Finding another group of allies, or perhaps dividing the existing anti-Taliban coalition, might not prove very difficult. The uneasy alliance reached in Bonn this week to create an Afghan government led by Karzai has left substantial rifts.
But Rumsfeld said he hoped that the United States could come to terms with its Afghan allies.
"I don't think there will be a negotiated end to the situation that's unacceptable to the United States," he said.
Powell launched discussions in Brussels on Thursday with North Atlantic Treaty Organization allies about the new U.N.-mandated multinational force for Afghanistan. By the end of the day, he said he was impressed with the number of countries that had volunteered to participate. The force is to aid the new interim administration and help stabilize a country ravaged by 23 years of war.
But Powell also said the force may not be ready to deploy by Dec. 22. "It's not that far away, and you can't simply beam people in," Powell told a news conference. Several basic issues, including the force's leadership and mix of countries, were still under discussion, he added.
The force is expected to be made up as much as possible by troops from Muslim countries, although NATO members are also expected to contribute. U.S. troops are not likely to be part of the force but may help with logistics, communications or other specialized functions.
Karzai appeared to allow room for amnesty for Omar, if not the estimated 600 non-Afghan fighters who accompany the Taliban leader. In an interview with the British Broadcasting Corp., Karzai pledged that there would be a general amnesty for all fighters willing to lay down their arms.
Asked if that applied to Omar, Karzai said it would apply only if Omar "condemns terrorism and terrorist actions all over the world. . . . If he's ready to condemn terrorists and terrorism, I'm ready to save his life. If he doesn't, I'm sorry. He will face the consequences."
Of the non-Afghan fighters, Karzai said: "They are our enemies. They destroyed our country. If we are able to arrest them, then they will face justice according to international law."
The tentative pact calls for Omar to hand over Kandahar, along with the two neighboring provinces, to a former moujahedeen commander from Kandahar, Mullah Naquibullah. The commander would become interim governor in Kandahar, Karzai's brother and spokesman, Ahmed, said in Quetta, Pakistan. Naquibullah peacefully handed over Kandahar when the Taliban took over in 1994, and he is considered sympathetic to the movement.
'Taliban Leadership Will Be Safe,' Ex-Envoy Says
"This was a decision for the welfare of the people," Abdul Salam Zaeef, the Taliban's former ambassador to Pakistan, told reporters in Islamabad, the Pakistani capital. Zaeef said it was his understanding that "the Taliban leadership will be safe."

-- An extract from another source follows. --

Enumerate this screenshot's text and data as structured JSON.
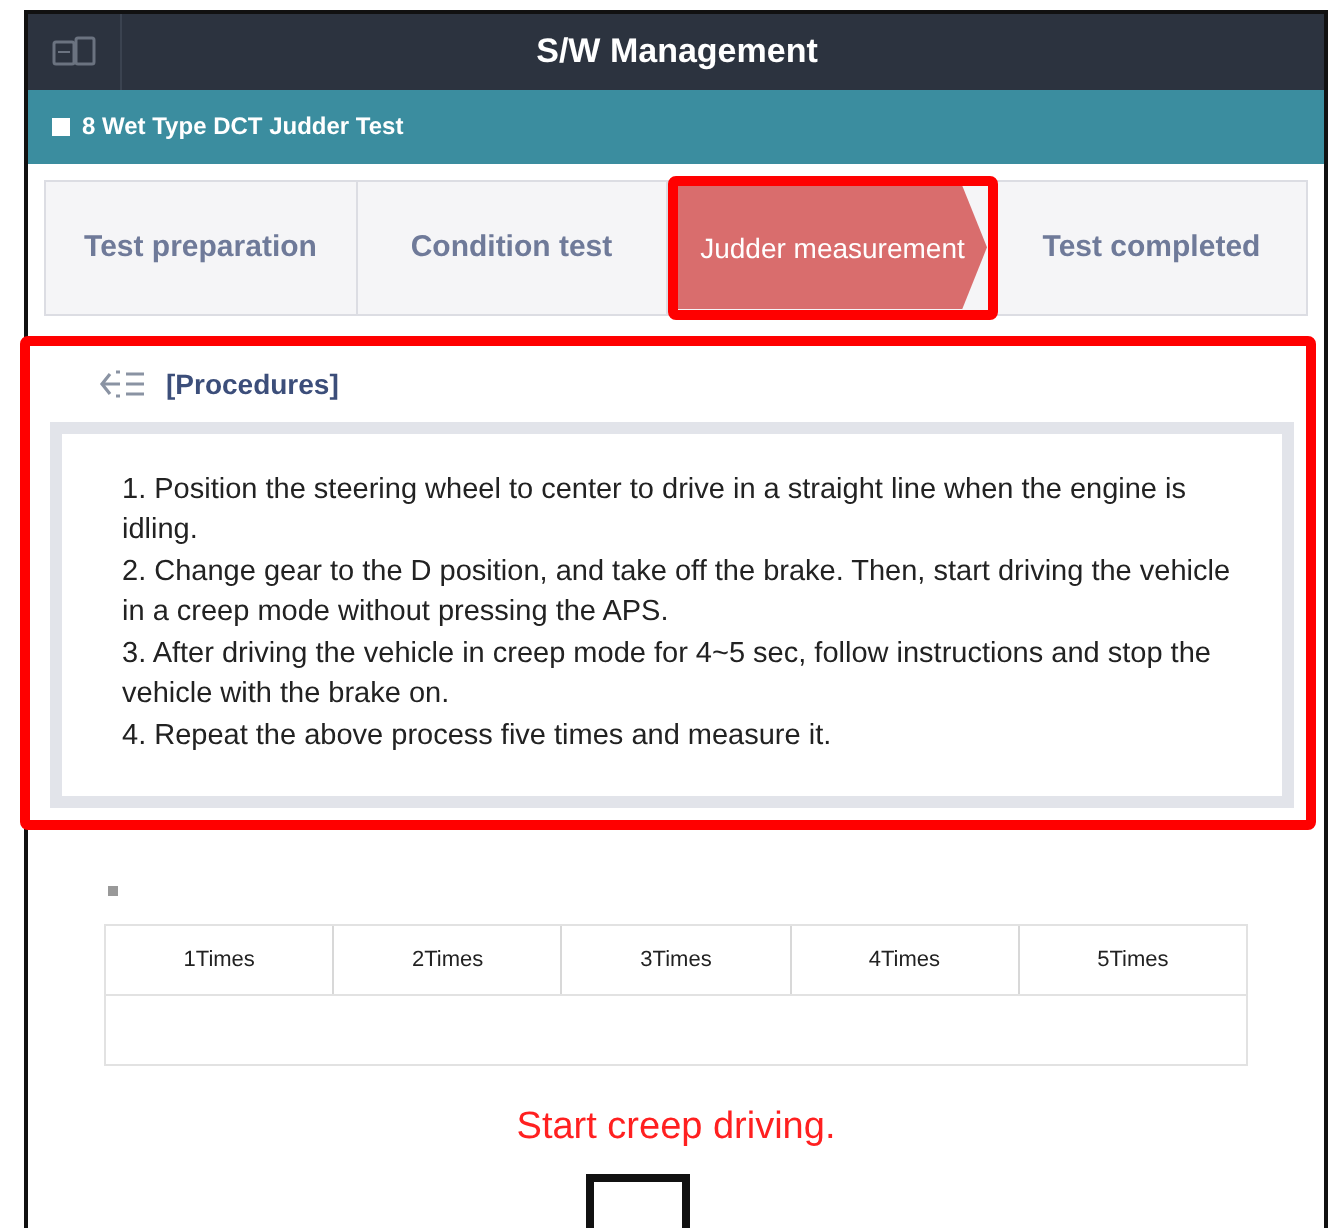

The fall of Kandahar would still leave a volatile manhunt. And roads linking the Afghan capital with many of its major cities are considered virtually impassible because of bandits and Taliban fighters who have not been routed by U.S. bombing or the ground campaign by anti-Taliban forces.

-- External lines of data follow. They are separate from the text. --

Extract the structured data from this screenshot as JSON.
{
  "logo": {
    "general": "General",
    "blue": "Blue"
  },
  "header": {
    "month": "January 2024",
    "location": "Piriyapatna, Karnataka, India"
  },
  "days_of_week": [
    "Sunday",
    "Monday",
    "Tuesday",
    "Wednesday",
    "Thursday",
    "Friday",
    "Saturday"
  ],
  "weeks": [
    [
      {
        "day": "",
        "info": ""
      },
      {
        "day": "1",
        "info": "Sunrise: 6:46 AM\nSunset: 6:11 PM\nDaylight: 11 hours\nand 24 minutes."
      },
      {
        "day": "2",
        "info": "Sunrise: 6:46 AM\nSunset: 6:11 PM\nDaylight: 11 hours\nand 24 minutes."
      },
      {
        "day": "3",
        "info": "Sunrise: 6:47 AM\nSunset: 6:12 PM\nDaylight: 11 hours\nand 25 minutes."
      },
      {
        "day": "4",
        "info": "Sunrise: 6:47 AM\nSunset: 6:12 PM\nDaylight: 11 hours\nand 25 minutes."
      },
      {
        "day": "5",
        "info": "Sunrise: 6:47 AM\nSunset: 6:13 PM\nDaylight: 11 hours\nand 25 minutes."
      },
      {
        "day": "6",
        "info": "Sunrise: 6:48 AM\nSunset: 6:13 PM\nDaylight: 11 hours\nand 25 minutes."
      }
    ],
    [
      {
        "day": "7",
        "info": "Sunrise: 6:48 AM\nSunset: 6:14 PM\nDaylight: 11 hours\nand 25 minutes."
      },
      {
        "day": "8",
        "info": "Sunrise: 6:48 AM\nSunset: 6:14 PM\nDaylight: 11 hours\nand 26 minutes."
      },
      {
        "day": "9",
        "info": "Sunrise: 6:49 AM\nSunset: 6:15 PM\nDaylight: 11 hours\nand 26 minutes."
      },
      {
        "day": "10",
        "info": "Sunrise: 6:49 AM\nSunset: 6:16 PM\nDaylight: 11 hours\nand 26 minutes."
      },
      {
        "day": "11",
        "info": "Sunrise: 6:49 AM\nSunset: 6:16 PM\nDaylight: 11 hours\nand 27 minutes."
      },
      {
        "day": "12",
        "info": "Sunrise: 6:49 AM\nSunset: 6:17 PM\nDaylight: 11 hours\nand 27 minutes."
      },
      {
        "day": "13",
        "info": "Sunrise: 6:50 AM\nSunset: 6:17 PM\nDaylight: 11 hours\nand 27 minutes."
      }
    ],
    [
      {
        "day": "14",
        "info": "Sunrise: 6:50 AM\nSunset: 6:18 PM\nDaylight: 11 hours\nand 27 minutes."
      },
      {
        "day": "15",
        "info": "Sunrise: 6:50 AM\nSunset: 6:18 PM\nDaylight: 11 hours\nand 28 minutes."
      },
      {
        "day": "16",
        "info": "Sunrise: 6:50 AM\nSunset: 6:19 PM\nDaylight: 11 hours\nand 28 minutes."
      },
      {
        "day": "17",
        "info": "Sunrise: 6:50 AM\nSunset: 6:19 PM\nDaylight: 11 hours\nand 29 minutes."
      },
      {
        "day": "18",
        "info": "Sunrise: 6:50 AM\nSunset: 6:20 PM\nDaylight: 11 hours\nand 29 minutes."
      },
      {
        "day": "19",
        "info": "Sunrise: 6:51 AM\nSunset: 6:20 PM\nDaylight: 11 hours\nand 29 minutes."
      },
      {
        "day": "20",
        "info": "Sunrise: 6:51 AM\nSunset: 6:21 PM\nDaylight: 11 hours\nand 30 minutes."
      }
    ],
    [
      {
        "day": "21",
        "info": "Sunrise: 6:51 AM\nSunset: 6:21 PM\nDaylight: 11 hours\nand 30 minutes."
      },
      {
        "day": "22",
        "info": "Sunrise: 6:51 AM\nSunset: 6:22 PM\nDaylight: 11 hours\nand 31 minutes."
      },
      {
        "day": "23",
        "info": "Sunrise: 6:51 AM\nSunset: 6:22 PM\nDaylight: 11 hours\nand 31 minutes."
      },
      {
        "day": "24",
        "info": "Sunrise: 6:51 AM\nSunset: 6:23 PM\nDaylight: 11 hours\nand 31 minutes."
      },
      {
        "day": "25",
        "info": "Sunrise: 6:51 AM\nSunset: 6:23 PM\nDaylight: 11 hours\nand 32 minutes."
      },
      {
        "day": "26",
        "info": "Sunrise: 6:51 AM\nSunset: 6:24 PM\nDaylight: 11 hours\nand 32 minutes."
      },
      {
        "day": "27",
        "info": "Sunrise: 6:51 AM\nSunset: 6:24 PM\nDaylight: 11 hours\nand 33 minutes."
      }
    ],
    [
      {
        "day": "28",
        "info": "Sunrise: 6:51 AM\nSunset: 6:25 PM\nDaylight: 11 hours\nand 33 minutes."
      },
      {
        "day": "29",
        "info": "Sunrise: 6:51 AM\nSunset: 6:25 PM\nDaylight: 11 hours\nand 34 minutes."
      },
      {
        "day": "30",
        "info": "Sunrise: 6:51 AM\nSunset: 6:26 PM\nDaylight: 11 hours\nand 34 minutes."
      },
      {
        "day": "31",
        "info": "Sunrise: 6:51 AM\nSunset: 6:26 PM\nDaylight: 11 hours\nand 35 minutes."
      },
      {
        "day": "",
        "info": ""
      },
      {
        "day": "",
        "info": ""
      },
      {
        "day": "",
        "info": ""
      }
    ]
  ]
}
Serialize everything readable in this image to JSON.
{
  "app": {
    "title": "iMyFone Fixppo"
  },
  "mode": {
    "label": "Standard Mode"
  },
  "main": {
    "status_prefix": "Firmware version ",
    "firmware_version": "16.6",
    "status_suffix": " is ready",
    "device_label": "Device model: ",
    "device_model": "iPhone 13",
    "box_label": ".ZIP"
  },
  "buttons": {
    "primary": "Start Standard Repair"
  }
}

The continuing dangers were underscored this week by the deaths of three U.S. soldiers. The bodies of two of the Green Berets killed Wednesday by accidental "friendly fire" were flown to a U.S. air base in Germany on Thursday.

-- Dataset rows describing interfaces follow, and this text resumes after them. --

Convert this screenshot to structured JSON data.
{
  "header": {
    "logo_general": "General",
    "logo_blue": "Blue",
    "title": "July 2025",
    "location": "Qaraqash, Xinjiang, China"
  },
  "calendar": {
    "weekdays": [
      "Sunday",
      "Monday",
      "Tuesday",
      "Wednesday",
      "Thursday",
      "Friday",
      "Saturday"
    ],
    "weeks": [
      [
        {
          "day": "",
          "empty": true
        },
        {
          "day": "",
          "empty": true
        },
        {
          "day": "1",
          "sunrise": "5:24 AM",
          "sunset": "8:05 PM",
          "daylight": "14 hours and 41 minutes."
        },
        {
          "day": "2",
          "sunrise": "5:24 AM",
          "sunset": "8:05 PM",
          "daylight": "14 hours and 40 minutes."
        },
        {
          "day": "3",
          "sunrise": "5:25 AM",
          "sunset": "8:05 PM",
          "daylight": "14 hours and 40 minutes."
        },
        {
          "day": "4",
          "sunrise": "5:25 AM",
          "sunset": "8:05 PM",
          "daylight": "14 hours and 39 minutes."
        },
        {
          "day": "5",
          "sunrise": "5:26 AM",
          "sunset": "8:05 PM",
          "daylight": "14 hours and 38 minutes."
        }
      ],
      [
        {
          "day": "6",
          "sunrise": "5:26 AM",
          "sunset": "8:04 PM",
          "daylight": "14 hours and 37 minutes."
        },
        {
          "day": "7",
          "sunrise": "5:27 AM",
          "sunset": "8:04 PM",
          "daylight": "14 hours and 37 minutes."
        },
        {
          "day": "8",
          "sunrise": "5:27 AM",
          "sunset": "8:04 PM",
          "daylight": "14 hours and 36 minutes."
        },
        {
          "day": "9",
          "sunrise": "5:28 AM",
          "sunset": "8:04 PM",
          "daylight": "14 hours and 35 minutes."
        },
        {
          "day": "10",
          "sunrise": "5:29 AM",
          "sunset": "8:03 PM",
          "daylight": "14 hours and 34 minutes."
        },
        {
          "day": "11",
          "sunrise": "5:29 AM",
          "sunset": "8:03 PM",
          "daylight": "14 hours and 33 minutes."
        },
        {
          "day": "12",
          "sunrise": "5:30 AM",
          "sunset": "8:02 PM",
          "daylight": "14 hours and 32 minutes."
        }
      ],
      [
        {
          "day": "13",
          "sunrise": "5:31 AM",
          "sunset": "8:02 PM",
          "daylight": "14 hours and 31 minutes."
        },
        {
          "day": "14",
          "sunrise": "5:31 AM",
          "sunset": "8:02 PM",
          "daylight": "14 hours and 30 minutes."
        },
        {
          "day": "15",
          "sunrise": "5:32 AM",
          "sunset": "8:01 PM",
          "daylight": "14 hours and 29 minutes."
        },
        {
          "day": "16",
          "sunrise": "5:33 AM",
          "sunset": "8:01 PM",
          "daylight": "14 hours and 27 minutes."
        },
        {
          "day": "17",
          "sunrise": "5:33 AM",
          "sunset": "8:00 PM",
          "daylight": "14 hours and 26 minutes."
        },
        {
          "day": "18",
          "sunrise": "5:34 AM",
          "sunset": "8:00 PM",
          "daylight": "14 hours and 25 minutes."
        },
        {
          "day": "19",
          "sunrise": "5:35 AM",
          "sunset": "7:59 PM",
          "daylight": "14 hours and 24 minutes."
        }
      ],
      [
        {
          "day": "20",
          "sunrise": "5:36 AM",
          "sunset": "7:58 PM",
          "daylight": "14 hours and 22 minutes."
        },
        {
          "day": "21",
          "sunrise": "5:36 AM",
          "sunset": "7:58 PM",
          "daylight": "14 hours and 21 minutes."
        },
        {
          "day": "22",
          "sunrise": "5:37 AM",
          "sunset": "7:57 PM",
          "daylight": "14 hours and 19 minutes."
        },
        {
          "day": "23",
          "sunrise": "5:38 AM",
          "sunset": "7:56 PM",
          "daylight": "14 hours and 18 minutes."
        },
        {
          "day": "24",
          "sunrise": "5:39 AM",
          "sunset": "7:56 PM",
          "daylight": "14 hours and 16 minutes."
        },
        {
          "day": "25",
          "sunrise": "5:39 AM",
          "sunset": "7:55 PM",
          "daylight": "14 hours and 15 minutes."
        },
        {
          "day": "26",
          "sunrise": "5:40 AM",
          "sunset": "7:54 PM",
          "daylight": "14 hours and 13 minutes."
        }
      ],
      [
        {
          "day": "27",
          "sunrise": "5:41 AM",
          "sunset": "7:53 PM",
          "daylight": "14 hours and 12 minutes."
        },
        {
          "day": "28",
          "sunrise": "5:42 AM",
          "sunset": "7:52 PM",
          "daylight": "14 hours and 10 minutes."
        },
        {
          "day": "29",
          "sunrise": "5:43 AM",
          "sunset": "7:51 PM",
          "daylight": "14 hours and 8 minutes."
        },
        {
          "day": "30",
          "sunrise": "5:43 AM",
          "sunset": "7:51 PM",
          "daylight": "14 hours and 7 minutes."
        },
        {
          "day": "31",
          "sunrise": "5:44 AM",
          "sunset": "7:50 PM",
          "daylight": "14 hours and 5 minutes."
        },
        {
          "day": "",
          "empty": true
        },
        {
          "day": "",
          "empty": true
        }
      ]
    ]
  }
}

U.S. forces have expanded their aid to opposition fighters seeking to eliminate hidden pockets of pro-Taliban fighters throughout Afghanistan. After days of bombing cave and tunnel networks believed to hide Bin Laden in the snow-capped Tora Bora region near the eastern city of Jalalabad, U.S. warplanes began supporting thousands of cave-searching opposition fighters by hammering Bin Laden's holdouts with close ground fire, said Gen. Peter Pace, vice chairman of the Joint Chiefs of Staff.
Afghan soldiers said they had seized a lower level of caves stocked with guns, ammunition and heavy artillery. But the soldiers came under fire from Al Qaeda squads. At least six were killed.
As many as 2,000 Al Qaeda fighters are believed to be making their last stand in the caves and trenches at Tora Bora, where Afghan commanders have reported that Bin Laden lieutenant and fellow Al Qaeda founder Ayman Zawahiri was killed. That report is still unconfirmed.
At the base of the camp, opposition fighters said they seized more than 40 pickup trucks Thursday that had belonged to Al Qaeda. In nearby caves, they discovered hundreds of crates of guns and ammunition, and pieces of heavy artillery.
Murphy reported from Quetta and Hendren from Washington. Times staff writers Tyler Marshall in Islamabad, Megan K. Stack in Jalalabad, Bob Drogin in Washington and Robin Wright in Brussels contributed to this report.